ORDS_PUBLIC_USER is the database user that’s used to create your ORDS connection pool(s). Each database configured with ORDS gets one.
When you publish a RESTful Service under HR on database X, ORDS resolves the call to the proper jdbc connection pool, then proxy connects from ORDS_PUBLIC_USER to user HR, and runs the SQL or PL/SQL.
So, now imagine what happens when you let the ORDS_PUBLIC_USER password expire? Or even worse, someone does this:
Well, let’s see what could go wrong.
Let’s try to start ORDS.
In case you can’t read that text, ORDS is having an issue with one of our connection pools.
SEVERE: The username or password for the connection pool named apex_pu, are invalid, expired, or the account is locked
So, you could unlock the account, or simply change the password BACK to what it was when ORDS was configured for the database.
But, what if you need to tell ORDS what the new password is instead?
Update the connection pool properties file.
Go into your ORDS config directory.
There will be an XML file in there for each connection pool.
Edit it with VI or notepad, and update the password field.
Maybe you’re having a bad feeling about this. Are we really going to put the password in plain text into the config file?
Note the ‘!’ in front of the password string. This tells ORDS to re-write the password back out hashed when it starts up. So let’s do that, and see what happens.
Start ORDS back up.
OK, so ORDS is running.
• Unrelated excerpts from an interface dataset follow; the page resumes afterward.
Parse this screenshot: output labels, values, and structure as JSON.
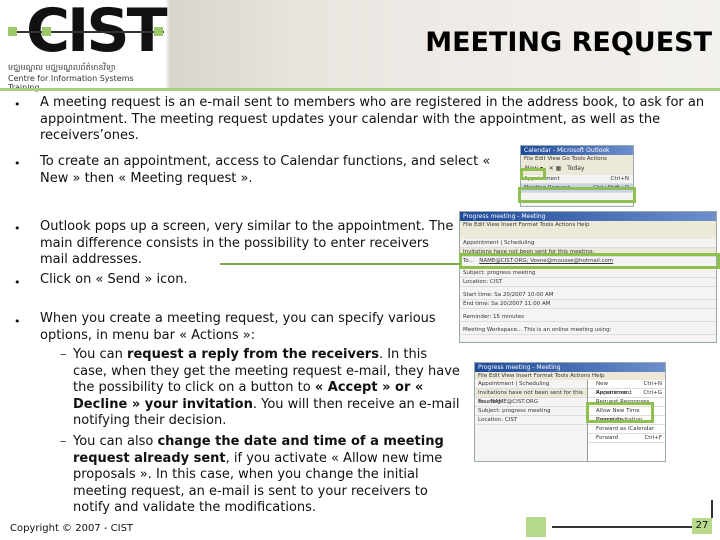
{
  "header": {
    "logo_text": "CIST",
    "logo_khmer": "មជ្ឈមណ្ឌល  មជ្ឈមណ្ឌលព័ត៌មានវិទ្យា",
    "logo_subtitle": "Centre for Information Systems Training",
    "title": "MEETING REQUEST"
  },
  "bullets": [
    "A meeting request is an e-mail sent to members who are registered in the address book, to ask for an appointment. The meeting request updates your calendar with the appointment, as well as the receivers’ones.",
    "To create an appointment, access to Calendar functions, and select « New » then « Meeting request ».",
    "Outlook pops up a screen, very similar to the appointment. The main difference consists in the possibility to enter receivers mail addresses.",
    "Click on « Send » icon.",
    "When you create a meeting request, you can specify various options, in menu bar « Actions »:"
  ],
  "subbullets": [
    {
      "parts": [
        [
          "You can ",
          false
        ],
        [
          "request a reply from the receivers",
          true
        ],
        [
          ". In this case, when they get the meeting request e-mail, they have the possibility to click on a button to ",
          false
        ],
        [
          "« Accept » or « Decline » your invitation",
          true
        ],
        [
          ". You will then receive an e-mail notifying their decision.",
          false
        ]
      ]
    },
    {
      "parts": [
        [
          "You can also ",
          false
        ],
        [
          "change the date and time of a meeting request already sent",
          true
        ],
        [
          ", if you activate « Allow new time proposals ». In this case, when you change the initial meeting request, an e-mail is sent to your receivers to notify and validate the modifications.",
          false
        ]
      ]
    }
  ],
  "screenshot1": {
    "title": "Calendar - Microsoft Outlook",
    "menu": "File  Edit  View  Go  Tools  Actions",
    "new": "New",
    "today": "Today",
    "items": [
      [
        "Appointment",
        "Ctrl+N"
      ],
      [
        "Meeting Request",
        "Ctrl+Shift+Q"
      ]
    ]
  },
  "screenshot2": {
    "title": "Progress meeting - Meeting",
    "menu": "File  Edit  View  Insert  Format  Tools  Actions  Help",
    "tabs": "Appointment | Scheduling",
    "info": "Invitations have not been sent for this meeting.",
    "to": "To...",
    "to_value": "NAME@CIST.ORG; Vosne@mousse@hotmail.com",
    "rows": [
      "Subject:  progress meeting",
      "Location:  CIST",
      "Start time:  Sa 20/2007   10:00 AM",
      "End time:  Sa 20/2007   11:00 AM",
      "Reminder:  15 minutes",
      "Meeting Workspace...  This is an online meeting using:"
    ]
  },
  "screenshot3": {
    "title": "Progress meeting - Meeting",
    "menu": "File  Edit  View  Insert  Format  Tools  Actions  Help",
    "left_rows": [
      "Appointment | Scheduling",
      "Invitations have not been sent for this meeting.",
      "To...  NAME@CIST.ORG",
      "Subject:  progress meeting",
      "Location:  CIST"
    ],
    "actions": [
      [
        "New Appointment",
        "Ctrl+N"
      ],
      [
        "Recurrence...",
        "Ctrl+G"
      ],
      [
        "Request Responses",
        ""
      ],
      [
        "Allow New Time Proposals",
        ""
      ],
      [
        "Cancel Invitation",
        ""
      ],
      [
        "Forward as iCalendar",
        ""
      ],
      [
        "Forward",
        "Ctrl+F"
      ]
    ]
  },
  "footer": {
    "copyright": "Copyright © 2007 - CIST",
    "page": "27"
  },
  "colors": {
    "accent": "#8fc04f",
    "rule": "#a9cf7f"
  }
}
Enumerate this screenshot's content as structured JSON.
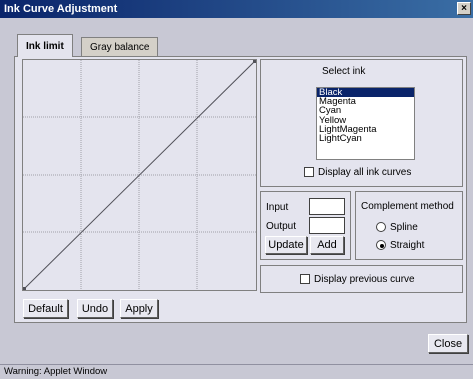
{
  "window": {
    "title": "Ink Curve Adjustment",
    "close_glyph": "×"
  },
  "tabs": [
    {
      "label": "Ink limit",
      "active": true
    },
    {
      "label": "Gray balance",
      "active": false
    }
  ],
  "select_ink": {
    "label": "Select ink",
    "items": [
      "Black",
      "Magenta",
      "Cyan",
      "Yellow",
      "LightMagenta",
      "LightCyan"
    ],
    "selected": "Black",
    "display_all_label": "Display all ink curves",
    "display_all_checked": false
  },
  "io": {
    "input_label": "Input",
    "input_value": "",
    "output_label": "Output",
    "output_value": "",
    "update_label": "Update",
    "add_label": "Add"
  },
  "complement": {
    "label": "Complement method",
    "options": [
      {
        "label": "Spline",
        "checked": false
      },
      {
        "label": "Straight",
        "checked": true
      }
    ]
  },
  "previous_curve": {
    "label": "Display previous curve",
    "checked": false
  },
  "buttons": {
    "default": "Default",
    "undo": "Undo",
    "apply": "Apply",
    "close": "Close"
  },
  "status": "Warning: Applet Window",
  "colors": {
    "title_start": "#0a246a",
    "title_end": "#3a6ea5",
    "panel": "#e4e4ee",
    "selection": "#0a246a"
  }
}
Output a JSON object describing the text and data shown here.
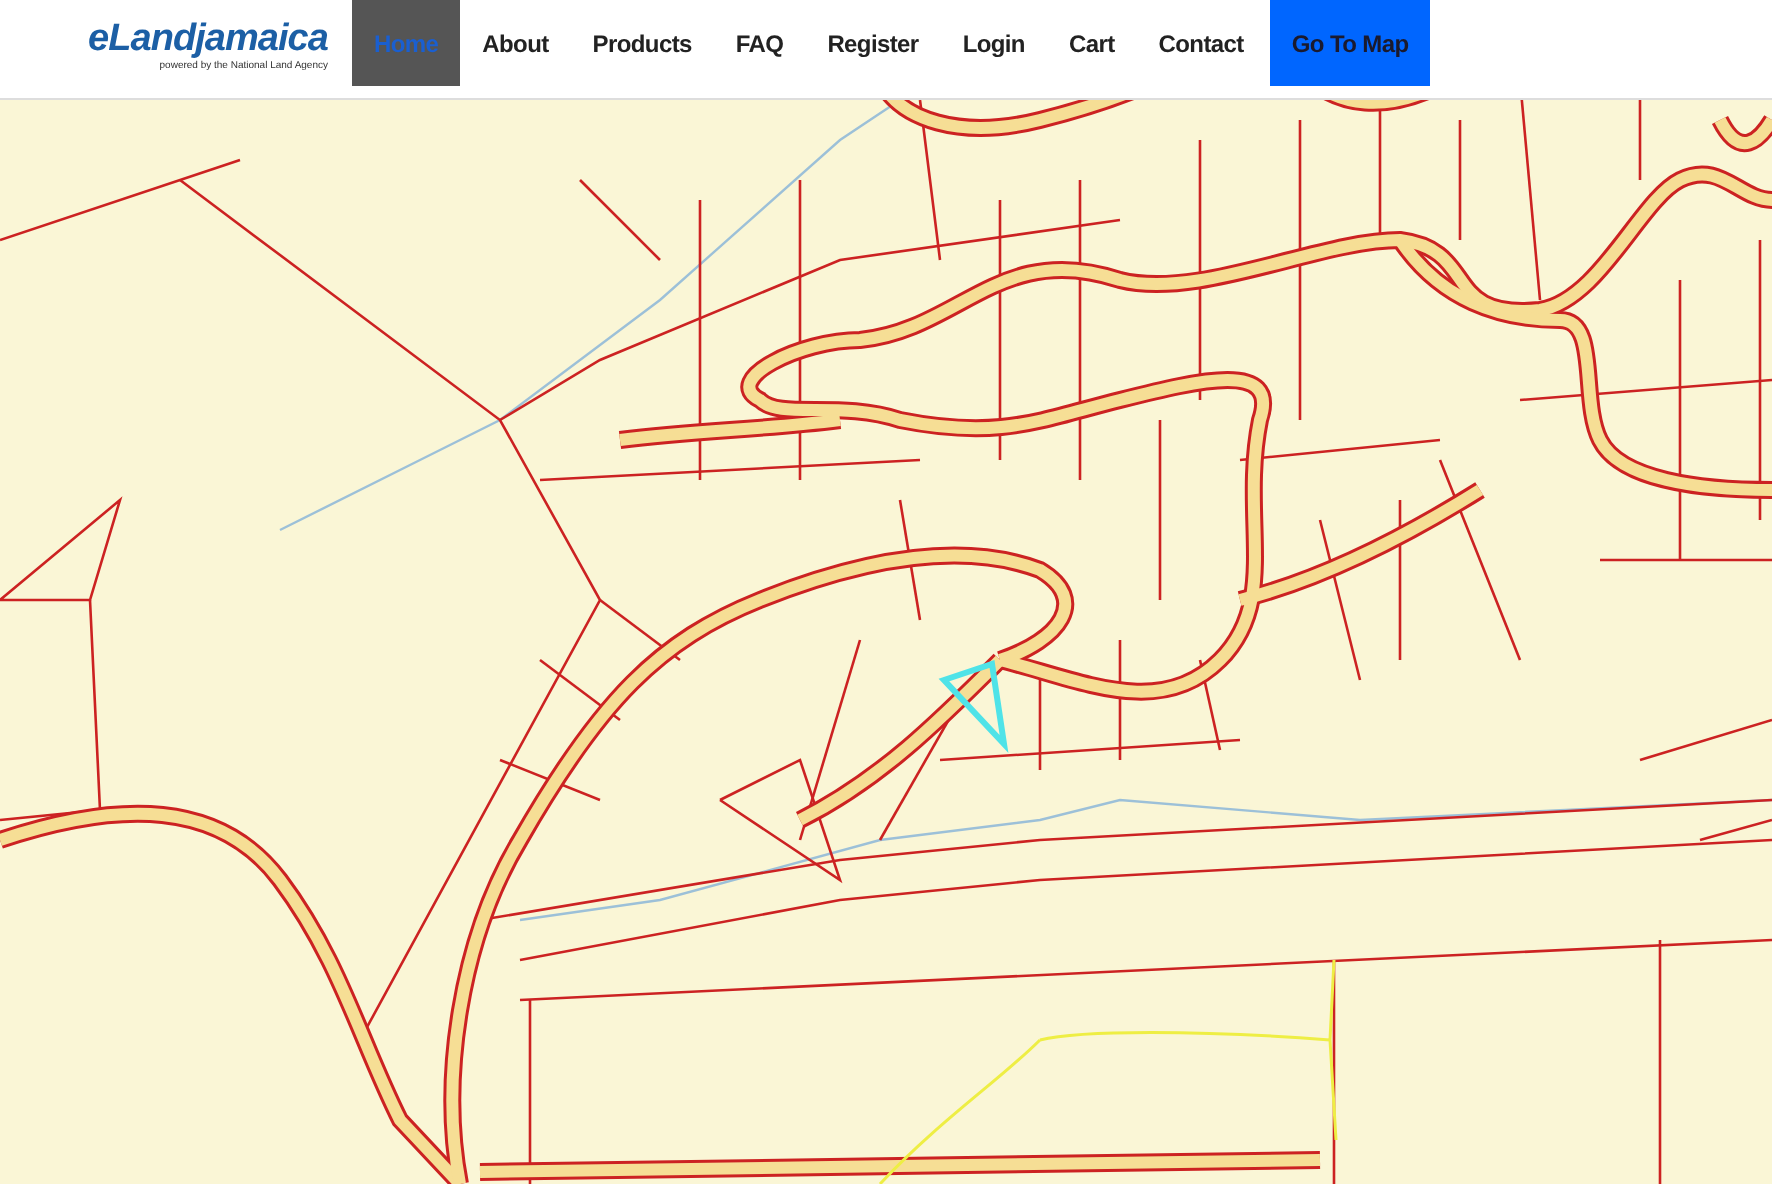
{
  "logo": {
    "name": "eLandjamaica",
    "tagline": "powered by the National Land Agency"
  },
  "nav": [
    {
      "label": "Home",
      "selected": true,
      "kind": "link"
    },
    {
      "label": "About",
      "selected": false,
      "kind": "link"
    },
    {
      "label": "Products",
      "selected": false,
      "kind": "link"
    },
    {
      "label": "FAQ",
      "selected": false,
      "kind": "link"
    },
    {
      "label": "Register",
      "selected": false,
      "kind": "link"
    },
    {
      "label": "Login",
      "selected": false,
      "kind": "link"
    },
    {
      "label": "Cart",
      "selected": false,
      "kind": "link"
    },
    {
      "label": "Contact",
      "selected": false,
      "kind": "link"
    },
    {
      "label": "Go To Map",
      "selected": false,
      "kind": "cta"
    }
  ]
}
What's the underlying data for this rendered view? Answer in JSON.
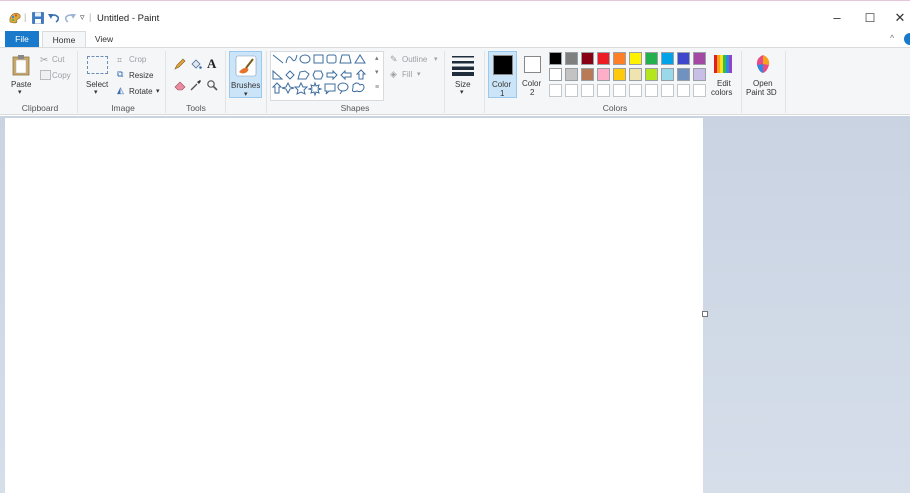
{
  "window": {
    "title": "Untitled - Paint",
    "controls": {
      "minimize": "–",
      "maximize": "☐",
      "close": "✕"
    }
  },
  "quick_access": {
    "separator": "|",
    "dropdown": "▿"
  },
  "tabs": {
    "file": "File",
    "home": "Home",
    "view": "View"
  },
  "ribbon": {
    "collapse": "^",
    "clipboard": {
      "label": "Clipboard",
      "paste": "Paste",
      "cut": "Cut",
      "copy": "Copy"
    },
    "image": {
      "label": "Image",
      "select": "Select",
      "crop": "Crop",
      "resize": "Resize",
      "rotate": "Rotate"
    },
    "tools": {
      "label": "Tools"
    },
    "brushes": {
      "label": "Brushes"
    },
    "shapes": {
      "label": "Shapes",
      "outline": "Outline",
      "fill": "Fill"
    },
    "size": {
      "label": "Size"
    },
    "colors": {
      "label": "Colors",
      "color1_line1": "Color",
      "color1_line2": "1",
      "color2_line1": "Color",
      "color2_line2": "2",
      "edit_line1": "Edit",
      "edit_line2": "colors",
      "paint3d_line1": "Open",
      "paint3d_line2": "Paint 3D",
      "color1_value": "#000000",
      "color2_value": "#ffffff",
      "palette_row1": [
        "#000000",
        "#7f7f7f",
        "#880015",
        "#ed1c24",
        "#ff7f27",
        "#fff200",
        "#22b14c",
        "#00a2e8",
        "#3f48cc",
        "#a349a4"
      ],
      "palette_row2": [
        "#ffffff",
        "#c3c3c3",
        "#b97a57",
        "#ffaec9",
        "#ffc90e",
        "#efe4b0",
        "#b5e61d",
        "#99d9ea",
        "#7092be",
        "#c8bfe7"
      ],
      "palette_row3": [
        "#ffffff",
        "#ffffff",
        "#ffffff",
        "#ffffff",
        "#ffffff",
        "#ffffff",
        "#ffffff",
        "#ffffff",
        "#ffffff",
        "#ffffff"
      ]
    }
  }
}
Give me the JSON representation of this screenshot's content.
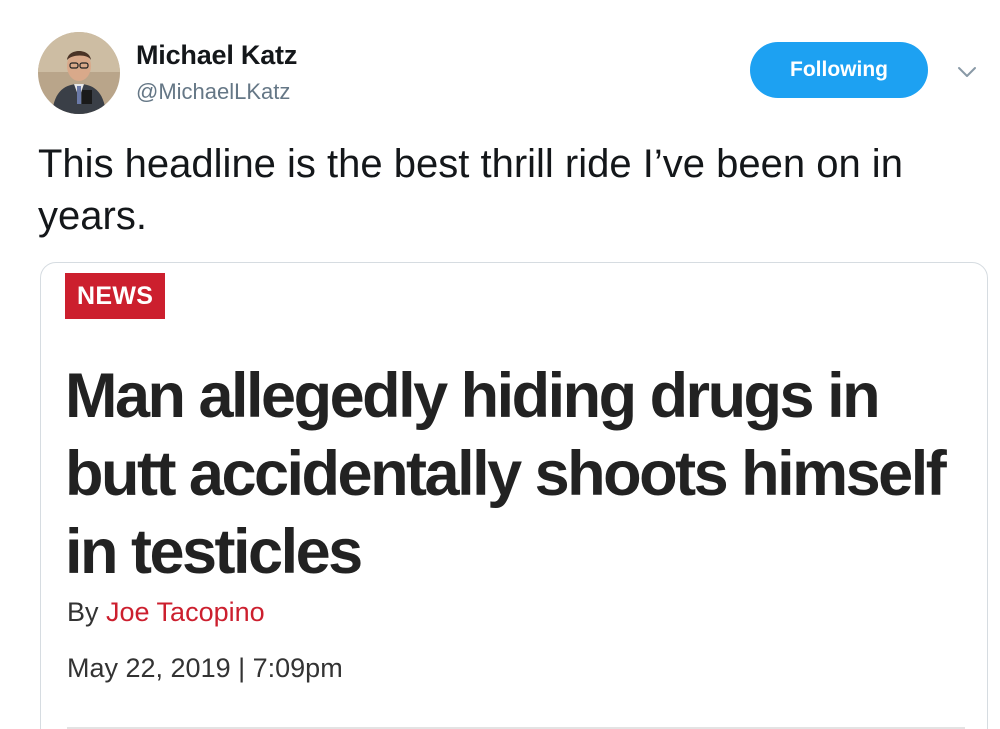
{
  "user": {
    "display_name": "Michael Katz",
    "handle": "@MichaelLKatz",
    "follow_label": "Following"
  },
  "tweet": {
    "text": "This headline is the best thrill ride I’ve been on in years."
  },
  "article": {
    "section_badge": "NEWS",
    "headline": "Man allegedly hiding drugs in butt accidentally shoots himself in testicles",
    "byline_prefix": "By ",
    "author": "Joe Tacopino",
    "date": "May 22, 2019 | 7:09pm"
  },
  "colors": {
    "follow_button": "#1da1f2",
    "news_badge": "#cc1f2e",
    "author_link": "#cc1f2e"
  },
  "icons": {
    "avatar": "profile-photo",
    "caret": "chevron-down-icon"
  }
}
Let’s go back and take a look at our pool config XML file.
So the ORDS process has written the file back out.
!string = ORDS, please take this new password for the pool, then write it back such that no one else can read it, please.
@string = ORDS is using this password, but you can’t see it.
string = ORDS, this is the actual password, don’t touch it.
Remember, you need to restart ORDS for it to pick up any changes in its config files.